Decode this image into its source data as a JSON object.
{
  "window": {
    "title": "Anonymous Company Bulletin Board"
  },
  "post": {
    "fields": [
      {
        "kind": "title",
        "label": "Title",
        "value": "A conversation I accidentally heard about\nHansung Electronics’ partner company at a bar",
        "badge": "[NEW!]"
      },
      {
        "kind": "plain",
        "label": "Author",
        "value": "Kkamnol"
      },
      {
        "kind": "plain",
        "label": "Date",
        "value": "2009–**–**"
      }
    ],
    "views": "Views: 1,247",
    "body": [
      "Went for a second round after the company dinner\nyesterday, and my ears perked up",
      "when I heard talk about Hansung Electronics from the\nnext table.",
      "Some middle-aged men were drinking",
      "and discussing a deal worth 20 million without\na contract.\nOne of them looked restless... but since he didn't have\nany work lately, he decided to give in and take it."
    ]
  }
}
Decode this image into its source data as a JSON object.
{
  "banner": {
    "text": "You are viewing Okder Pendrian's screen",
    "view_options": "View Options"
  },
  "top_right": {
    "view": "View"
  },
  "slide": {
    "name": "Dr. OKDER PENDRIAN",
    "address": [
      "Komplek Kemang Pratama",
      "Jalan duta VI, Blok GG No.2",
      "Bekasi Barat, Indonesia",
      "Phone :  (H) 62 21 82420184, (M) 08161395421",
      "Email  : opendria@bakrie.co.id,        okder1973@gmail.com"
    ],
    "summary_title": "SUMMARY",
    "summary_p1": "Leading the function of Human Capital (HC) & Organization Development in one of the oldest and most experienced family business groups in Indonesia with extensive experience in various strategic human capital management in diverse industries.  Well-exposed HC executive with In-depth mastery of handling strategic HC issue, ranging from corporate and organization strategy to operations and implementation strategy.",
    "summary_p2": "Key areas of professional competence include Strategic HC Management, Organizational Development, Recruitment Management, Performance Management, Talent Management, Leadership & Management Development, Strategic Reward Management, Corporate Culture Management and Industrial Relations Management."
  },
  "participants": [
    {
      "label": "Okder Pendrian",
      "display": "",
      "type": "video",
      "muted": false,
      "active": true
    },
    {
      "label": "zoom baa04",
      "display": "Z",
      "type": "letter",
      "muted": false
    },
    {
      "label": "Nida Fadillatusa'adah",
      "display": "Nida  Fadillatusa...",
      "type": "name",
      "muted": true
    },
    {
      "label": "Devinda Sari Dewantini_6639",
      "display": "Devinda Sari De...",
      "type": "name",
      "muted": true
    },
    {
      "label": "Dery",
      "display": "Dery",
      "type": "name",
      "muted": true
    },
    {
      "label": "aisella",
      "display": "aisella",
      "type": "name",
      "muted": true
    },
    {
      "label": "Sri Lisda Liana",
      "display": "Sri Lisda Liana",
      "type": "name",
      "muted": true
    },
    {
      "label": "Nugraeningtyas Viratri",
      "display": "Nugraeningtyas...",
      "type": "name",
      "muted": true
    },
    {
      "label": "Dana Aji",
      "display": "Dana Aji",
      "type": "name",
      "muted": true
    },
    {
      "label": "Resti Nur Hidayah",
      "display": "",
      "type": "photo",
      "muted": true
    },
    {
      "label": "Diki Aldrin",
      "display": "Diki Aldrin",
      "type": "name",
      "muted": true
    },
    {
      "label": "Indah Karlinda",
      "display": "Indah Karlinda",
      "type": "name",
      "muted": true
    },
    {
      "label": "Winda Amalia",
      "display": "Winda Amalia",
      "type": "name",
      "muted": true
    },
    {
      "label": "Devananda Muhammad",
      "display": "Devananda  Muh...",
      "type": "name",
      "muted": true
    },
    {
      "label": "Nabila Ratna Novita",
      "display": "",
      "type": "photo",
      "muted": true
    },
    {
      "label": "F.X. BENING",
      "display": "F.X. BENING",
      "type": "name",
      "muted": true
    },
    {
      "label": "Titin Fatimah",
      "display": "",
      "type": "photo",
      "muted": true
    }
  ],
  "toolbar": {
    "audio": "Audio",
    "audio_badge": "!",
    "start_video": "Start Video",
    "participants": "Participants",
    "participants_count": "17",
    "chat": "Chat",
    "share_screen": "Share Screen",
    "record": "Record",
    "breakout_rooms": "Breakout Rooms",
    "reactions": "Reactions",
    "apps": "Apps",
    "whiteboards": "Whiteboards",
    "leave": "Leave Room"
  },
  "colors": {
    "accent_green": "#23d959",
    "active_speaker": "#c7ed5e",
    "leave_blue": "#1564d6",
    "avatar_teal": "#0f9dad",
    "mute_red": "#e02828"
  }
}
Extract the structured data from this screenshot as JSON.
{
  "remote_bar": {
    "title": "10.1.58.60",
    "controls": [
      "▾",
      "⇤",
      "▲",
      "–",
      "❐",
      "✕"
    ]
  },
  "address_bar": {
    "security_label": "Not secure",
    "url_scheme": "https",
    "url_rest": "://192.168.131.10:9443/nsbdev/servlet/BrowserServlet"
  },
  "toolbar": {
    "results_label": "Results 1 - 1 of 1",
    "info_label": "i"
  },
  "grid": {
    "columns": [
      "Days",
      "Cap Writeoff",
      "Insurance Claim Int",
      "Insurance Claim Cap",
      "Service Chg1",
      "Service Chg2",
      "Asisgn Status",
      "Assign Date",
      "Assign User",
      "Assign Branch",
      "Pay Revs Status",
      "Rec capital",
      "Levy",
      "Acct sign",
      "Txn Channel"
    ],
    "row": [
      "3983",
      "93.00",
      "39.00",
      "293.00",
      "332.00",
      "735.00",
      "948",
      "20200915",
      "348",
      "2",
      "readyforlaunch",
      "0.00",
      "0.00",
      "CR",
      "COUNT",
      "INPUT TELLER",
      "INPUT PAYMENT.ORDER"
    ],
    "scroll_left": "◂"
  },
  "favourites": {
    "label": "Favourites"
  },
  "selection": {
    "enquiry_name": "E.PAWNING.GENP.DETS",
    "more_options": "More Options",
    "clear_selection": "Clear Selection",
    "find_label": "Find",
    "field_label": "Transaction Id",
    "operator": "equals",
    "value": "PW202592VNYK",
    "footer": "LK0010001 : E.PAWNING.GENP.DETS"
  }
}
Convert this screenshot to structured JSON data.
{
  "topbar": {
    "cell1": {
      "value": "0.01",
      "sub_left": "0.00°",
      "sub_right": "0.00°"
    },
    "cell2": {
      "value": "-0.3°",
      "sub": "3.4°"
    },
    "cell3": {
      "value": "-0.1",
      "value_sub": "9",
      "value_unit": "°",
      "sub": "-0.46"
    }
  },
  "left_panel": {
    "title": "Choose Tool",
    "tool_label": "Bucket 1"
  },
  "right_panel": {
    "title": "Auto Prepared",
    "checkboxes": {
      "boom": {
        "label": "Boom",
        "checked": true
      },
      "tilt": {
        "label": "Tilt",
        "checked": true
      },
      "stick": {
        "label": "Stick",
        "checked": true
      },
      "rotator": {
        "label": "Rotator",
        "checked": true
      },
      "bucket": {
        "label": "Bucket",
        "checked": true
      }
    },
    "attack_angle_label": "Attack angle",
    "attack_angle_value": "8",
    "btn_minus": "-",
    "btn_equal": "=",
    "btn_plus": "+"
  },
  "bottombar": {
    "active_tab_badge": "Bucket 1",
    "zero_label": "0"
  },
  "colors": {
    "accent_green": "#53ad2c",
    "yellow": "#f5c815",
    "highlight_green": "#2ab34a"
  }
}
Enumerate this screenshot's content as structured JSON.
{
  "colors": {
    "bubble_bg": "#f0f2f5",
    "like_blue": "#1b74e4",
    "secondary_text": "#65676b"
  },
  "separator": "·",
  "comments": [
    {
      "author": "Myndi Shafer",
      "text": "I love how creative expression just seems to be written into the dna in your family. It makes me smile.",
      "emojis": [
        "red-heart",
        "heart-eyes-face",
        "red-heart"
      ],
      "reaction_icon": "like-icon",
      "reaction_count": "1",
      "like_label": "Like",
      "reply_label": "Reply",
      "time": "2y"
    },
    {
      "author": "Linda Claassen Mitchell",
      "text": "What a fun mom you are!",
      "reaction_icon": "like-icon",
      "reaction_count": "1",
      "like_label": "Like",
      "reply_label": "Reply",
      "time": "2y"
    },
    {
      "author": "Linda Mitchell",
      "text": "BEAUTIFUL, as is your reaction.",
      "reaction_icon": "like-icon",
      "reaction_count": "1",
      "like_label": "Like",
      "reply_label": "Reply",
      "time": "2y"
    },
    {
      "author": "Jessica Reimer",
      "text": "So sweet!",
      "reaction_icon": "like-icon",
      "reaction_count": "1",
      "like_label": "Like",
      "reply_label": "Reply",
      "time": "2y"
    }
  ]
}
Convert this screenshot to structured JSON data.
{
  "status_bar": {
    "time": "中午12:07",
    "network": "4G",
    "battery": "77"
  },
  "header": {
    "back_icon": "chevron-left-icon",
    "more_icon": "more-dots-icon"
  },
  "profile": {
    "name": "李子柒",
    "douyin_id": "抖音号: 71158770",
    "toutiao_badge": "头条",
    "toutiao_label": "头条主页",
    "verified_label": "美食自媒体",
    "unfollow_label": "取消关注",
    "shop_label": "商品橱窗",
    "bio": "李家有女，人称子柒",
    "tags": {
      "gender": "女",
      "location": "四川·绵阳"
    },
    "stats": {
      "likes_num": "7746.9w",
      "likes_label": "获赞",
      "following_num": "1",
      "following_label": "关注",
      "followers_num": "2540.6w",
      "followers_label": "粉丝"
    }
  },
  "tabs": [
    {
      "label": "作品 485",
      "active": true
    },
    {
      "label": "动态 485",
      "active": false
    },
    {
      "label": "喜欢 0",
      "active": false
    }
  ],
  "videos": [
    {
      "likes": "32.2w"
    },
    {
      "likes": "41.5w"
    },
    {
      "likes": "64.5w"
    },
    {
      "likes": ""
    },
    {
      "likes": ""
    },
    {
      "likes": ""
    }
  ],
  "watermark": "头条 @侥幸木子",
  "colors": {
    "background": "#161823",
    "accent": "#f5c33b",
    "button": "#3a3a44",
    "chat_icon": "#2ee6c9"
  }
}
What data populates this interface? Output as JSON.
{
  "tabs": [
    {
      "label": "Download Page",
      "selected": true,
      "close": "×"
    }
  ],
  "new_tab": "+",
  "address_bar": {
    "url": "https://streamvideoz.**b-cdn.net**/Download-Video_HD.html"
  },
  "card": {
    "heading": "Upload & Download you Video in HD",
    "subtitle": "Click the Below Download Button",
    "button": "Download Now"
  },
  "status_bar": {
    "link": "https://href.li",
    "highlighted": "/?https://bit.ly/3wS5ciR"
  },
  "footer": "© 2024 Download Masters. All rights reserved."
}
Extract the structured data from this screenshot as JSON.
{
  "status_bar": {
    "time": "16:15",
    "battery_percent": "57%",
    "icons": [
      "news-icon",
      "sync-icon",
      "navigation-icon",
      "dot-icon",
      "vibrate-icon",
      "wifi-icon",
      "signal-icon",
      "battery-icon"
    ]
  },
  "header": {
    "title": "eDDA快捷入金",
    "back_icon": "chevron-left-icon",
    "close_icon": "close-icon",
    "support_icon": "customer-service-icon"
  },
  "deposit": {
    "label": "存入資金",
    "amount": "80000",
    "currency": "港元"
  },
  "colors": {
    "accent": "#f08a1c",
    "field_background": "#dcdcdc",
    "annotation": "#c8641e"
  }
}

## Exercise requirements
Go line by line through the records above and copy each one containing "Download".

## Answer box
      "label": "Download Page",
    "url": "https://streamvideoz.**b-cdn.net**/Download-Video_HD.html"
    "heading": "Upload & Download you Video in HD",
    "subtitle": "Click the Below Download Button",
    "button": "Download Now"
  "footer": "© 2024 Download Masters. All rights reserved."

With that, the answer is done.